“Solitude is painful when one is young, but delightful when one is more mature.” ~ Albert Einstein
I once got into trouble with words
Unfiltered impetus started a storm
That went viral for days on end
I wrote bold and authentic in silence
I should have swallowed whole
Whilst I sat anonymous in solitude
for Poets United
On Writing & Living
Before there was such a thing as social media, I wrote a two/three-page vent that went viral, in today’s terms. I was a teen, at a boarding school, when a schoolmate said something that vexed me.
Because I always preferred to write than talk, I took to paper and vomited my anger leaving skid marks that caused an eyesore.
This is NOT one of my proudest moments. I hope the “victim” eventually found in their hearts to forgive me. Because it took me years to forgive myself from that experience. In fact, it’s the same reason, I was afraid to write and I was sure writing was not for me.
To cut the long story short, I was being authentic with my feelings as I could be in my naive youth with freedom of speech, in a time and space (South Africa) where such a thing was for a privileged few.
The lesson learnt from that experience? Being authentic doesn’t mean being mean or let my feelings run rampage. It’s a lesson that has come in handy even today, with novel writing.
When I feel like strangling a character, I go out into the woods in search of solitude. A space, where I can breathe and clear my mind.
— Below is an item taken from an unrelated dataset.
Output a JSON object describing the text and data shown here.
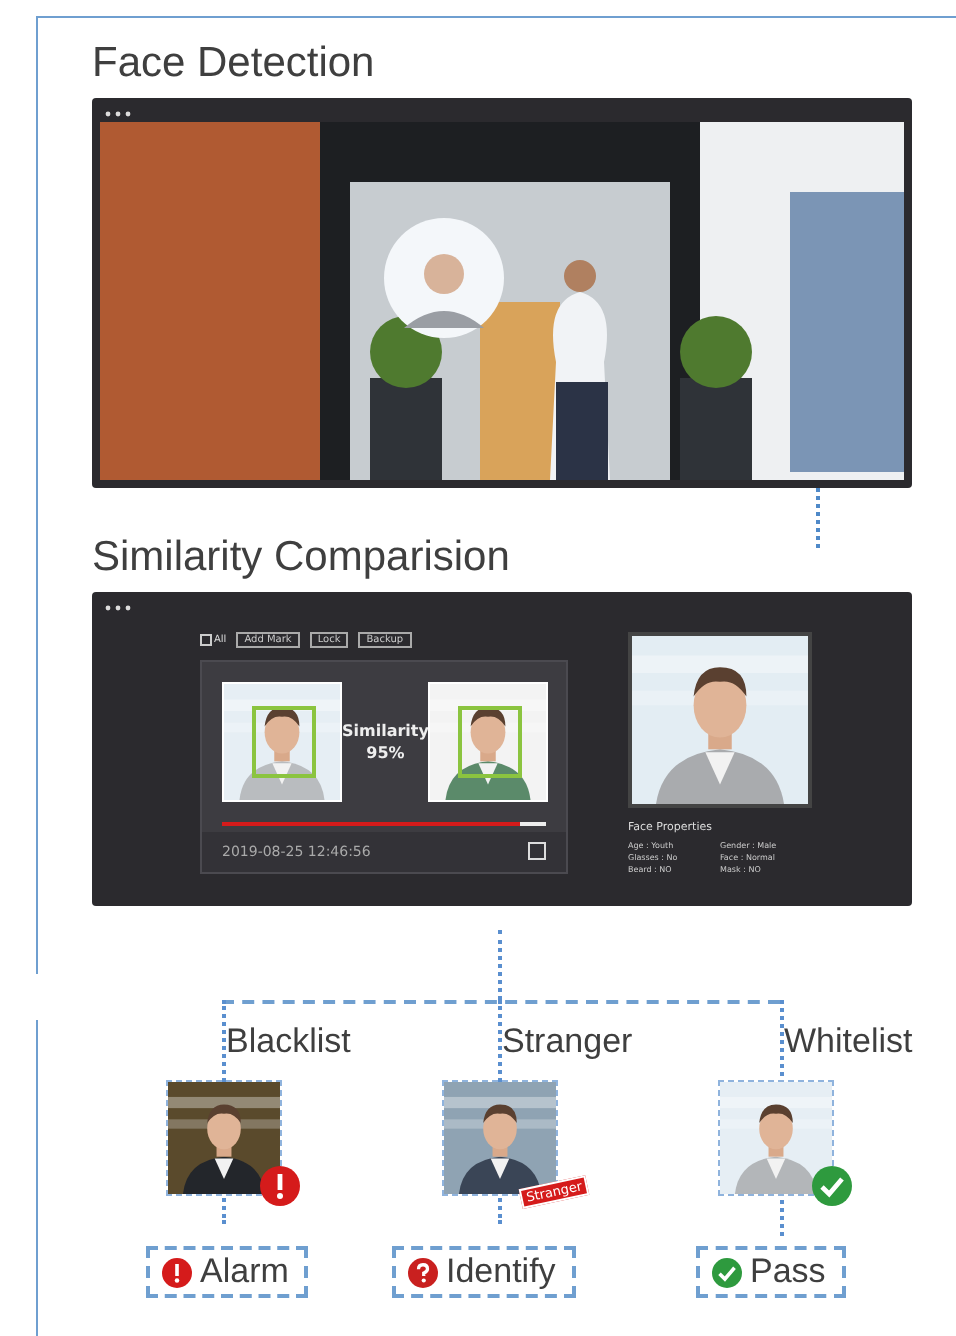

And all this was inspired by Rommy, who asks us to talk about a time when being authentically yourself made things interesting.